By Wendy Cashmore, member of local permaculture and seedsavers groups
Many people dislike weeds and find them to be a nuisance. These ‘undesirable’ plants are regularly pulled out and sprayed with toxic chemicals. To look at things from a different perspective, weeds are hardy, clever plants with strong genetics. They can grow just about anywhere and in harsh conditions. So, we pull out our dandelion (taraxacum officinale), plantain (plantago spp), and stinging nettle (urtica dioica) from the garden and put in our flowers or vegies. Flowers and vegies generally require water, fertiliser and a bit of effort on our part. Weeds are everywhere and require little care from us.
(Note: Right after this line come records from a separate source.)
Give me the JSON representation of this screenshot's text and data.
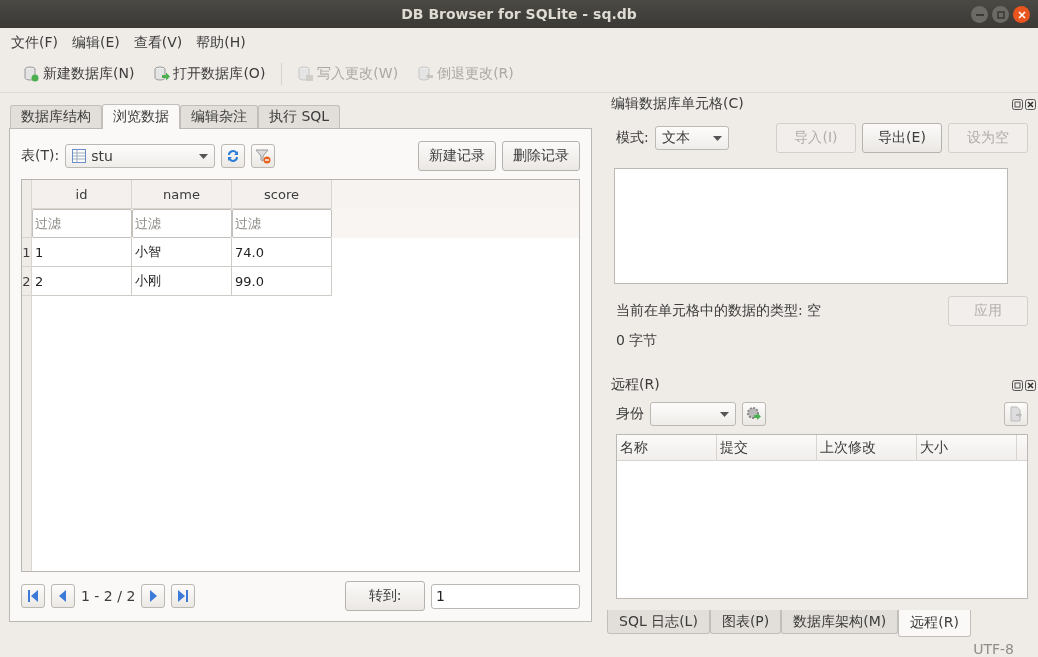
{
  "window": {
    "title": "DB Browser for SQLite - sq.db"
  },
  "menu": [
    "文件(F)",
    "编辑(E)",
    "查看(V)",
    "帮助(H)"
  ],
  "toolbar": [
    {
      "kind": "new",
      "label": "新建数据库(N)",
      "disabled": false
    },
    {
      "kind": "open",
      "label": "打开数据库(O)",
      "disabled": false
    },
    {
      "kind": "write",
      "label": "写入更改(W)",
      "disabled": true
    },
    {
      "kind": "revert",
      "label": "倒退更改(R)",
      "disabled": true
    }
  ],
  "main_tabs": [
    {
      "label": "数据库结构",
      "selected": false
    },
    {
      "label": "浏览数据",
      "selected": true
    },
    {
      "label": "编辑杂注",
      "selected": false
    },
    {
      "label": "执行 SQL",
      "selected": false
    }
  ],
  "browse": {
    "table_label": "表(T):",
    "table": "stu",
    "buttons": [
      "新建记录",
      "删除记录"
    ],
    "columns": [
      "id",
      "name",
      "score"
    ],
    "filter_placeholders": [
      "过滤",
      "过滤",
      "过滤"
    ],
    "rows": [
      {
        "number": "1",
        "cells": [
          "1",
          "小智",
          "74.0"
        ]
      },
      {
        "number": "2",
        "cells": [
          "2",
          "小刚",
          "99.0"
        ]
      }
    ],
    "pager": "1 - 2 / 2",
    "goto_button": "转到:",
    "goto_value": "1"
  },
  "edit_cell": {
    "title": "编辑数据库单元格(C)",
    "mode_label": "模式:",
    "mode": "文本",
    "buttons": [
      {
        "label": "导入(I)",
        "disabled": true
      },
      {
        "label": "导出(E)",
        "disabled": false
      },
      {
        "label": "设为空",
        "disabled": true
      }
    ],
    "type_info": "当前在单元格中的数据的类型: 空",
    "size_info": "0 字节",
    "apply": {
      "label": "应用",
      "disabled": true
    }
  },
  "remote": {
    "title": "远程(R)",
    "identity_label": "身份",
    "columns": [
      "名称",
      "提交",
      "上次修改",
      "大小"
    ]
  },
  "dock_tabs": [
    {
      "label": "SQL 日志(L)",
      "selected": false
    },
    {
      "label": "图表(P)",
      "selected": false
    },
    {
      "label": "数据库架构(M)",
      "selected": false
    },
    {
      "label": "远程(R)",
      "selected": true
    }
  ],
  "status_bar": {
    "encoding": "UTF-8"
  }
}
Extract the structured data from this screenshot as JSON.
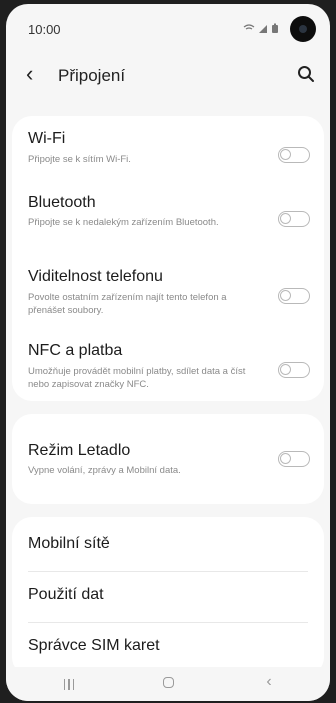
{
  "status_bar": {
    "time": "10:00",
    "icons": "≈ .❙▮"
  },
  "header": {
    "title": "Připojení"
  },
  "card_connections": [
    {
      "label": "Wi-Fi",
      "desc": "Připojte se k sítím Wi-Fi.",
      "toggle_on": false
    },
    {
      "label": "Bluetooth",
      "desc": "Připojte se k nedalekým zařízením Bluetooth.",
      "toggle_on": false
    },
    {
      "label": "Viditelnost telefonu",
      "desc": "Povolte ostatním zařízením najít tento telefon a přenášet soubory.",
      "toggle_on": false
    },
    {
      "label": "NFC a platba",
      "desc": "Umožňuje provádět mobilní platby, sdílet data a číst nebo zapisovat značky NFC.",
      "toggle_on": false
    }
  ],
  "card_airplane": {
    "label": "Režim Letadlo",
    "desc": "Vypne volání, zprávy a Mobilní data.",
    "toggle_on": false
  },
  "card_menu": [
    {
      "label": "Mobilní sítě"
    },
    {
      "label": "Použití dat"
    },
    {
      "label": "Správce SIM karet"
    }
  ],
  "nav_bar": {
    "recents": "recents-icon",
    "home": "home-icon",
    "back": "back-icon"
  }
}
Did you know that many weeds have amazing healing properties? These plants are everywhere for a reason, they are there to nourish and heal us. Most of the nutrients, minerals and medicine that we need can be found right in our backyard. So instead of going to the chemist to buy a digestive aid, try eating some dandelion leaves (a naturally bitter plant), before eating. When we eat and taste bitter plants our stomach secretes juices to aid digestion. Insect bites and minor cuts can be a common occurrence whilst gardening. There is no need to go inside to get relief however, just grab a leaf of the very common weed, plantain or the ‘band-aid plant’. Pull a clean leaf of plantain from your lawn, chew it in the mouth and then spit it unto the site as an amazingly cooling poultice. Plantain can also be made into an oil or salve. Nettle can cause a sting when handled without gloves, but is safe to eat once cooked or dried. It is a plant very high in vitamins and minerals. Often used as a substitute for spinach, nettle contains nearly three-times as much iron. This makes it a good choice for anyone who is run-down or overstressed.
So next time you are weeding the garden or about to spray with toxic chemicals, you might want to reconsider. Perhaps you could identify the plant and find out if is edible or medicinal. Maybe it can heal you too.
Of course with all plants correct identification is crucial; use at least four sources to indentify a plant and preferably a local expert. Never collect weeds from roadsides, under powerlines, public or neighbour’s gardens, which could have been sprayed with chemicals.